In 1793, the area became known as the Red Bank Plantation. Following the Civil War, freedmen and women from Red Bank and other nearby plantations settled around St. Augustine Road and New Rose Creek, establishing what is now known as Pine Forest. As early as 1866, Pine Forest had become home to a church established by the former enslaved. Straddling St. Augustine Road between Emerson Street and University Boulevard, the neighborhood retains much of its character and charm.
West Lewisville (Mixon Town)

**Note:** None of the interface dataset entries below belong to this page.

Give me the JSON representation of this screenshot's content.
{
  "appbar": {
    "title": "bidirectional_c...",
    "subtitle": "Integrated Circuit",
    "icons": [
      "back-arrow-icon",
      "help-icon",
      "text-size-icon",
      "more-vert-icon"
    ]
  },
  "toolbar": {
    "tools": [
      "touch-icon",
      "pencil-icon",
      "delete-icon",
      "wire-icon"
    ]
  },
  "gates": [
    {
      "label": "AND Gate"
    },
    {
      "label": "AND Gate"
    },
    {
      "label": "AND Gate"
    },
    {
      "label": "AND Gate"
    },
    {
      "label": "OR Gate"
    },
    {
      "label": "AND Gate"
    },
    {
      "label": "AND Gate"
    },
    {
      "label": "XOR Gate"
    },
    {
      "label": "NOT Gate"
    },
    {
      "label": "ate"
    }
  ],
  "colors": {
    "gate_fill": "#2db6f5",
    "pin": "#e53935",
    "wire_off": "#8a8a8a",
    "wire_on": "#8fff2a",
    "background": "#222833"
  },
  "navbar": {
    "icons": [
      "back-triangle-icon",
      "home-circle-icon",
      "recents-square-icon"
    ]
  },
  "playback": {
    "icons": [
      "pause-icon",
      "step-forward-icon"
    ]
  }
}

The community of West Lewisville lies just west of Brooklyn. Also located on a portion of the former Dell’s Bluff Plantation, Miles Price platted West Lewisville in 1875 as a response to neighboring Brooklyn’s Black community’s quickly filling up. Originally isolated and rural, the 20-block community urbanized during the first decade of the 20th century as a result of high African American housing demand following the Great Fire of 1901.
Due to discriminatory local zoning practices and redlining, West Lewisville became a desired location for heavy industry during the first half of the 20th century. By 1950, its rows of frame shotgun dwellings found themselves adjacent to a slaughterhouse, poultry plant, and waste incinerator. By the end of the decade, a large swath of the neighborhood was removed to make room for Interstates 95 and 10. Also known as Mixontown, this historic Gullah Geechee community is now threatened by gentrification due to its proximity to Brooklyn, Five Points, the McCoys Creek Restoration project and the Emerald Trail.
Article by Ennis Davis, AICP. Contact Ennis at email@example.com.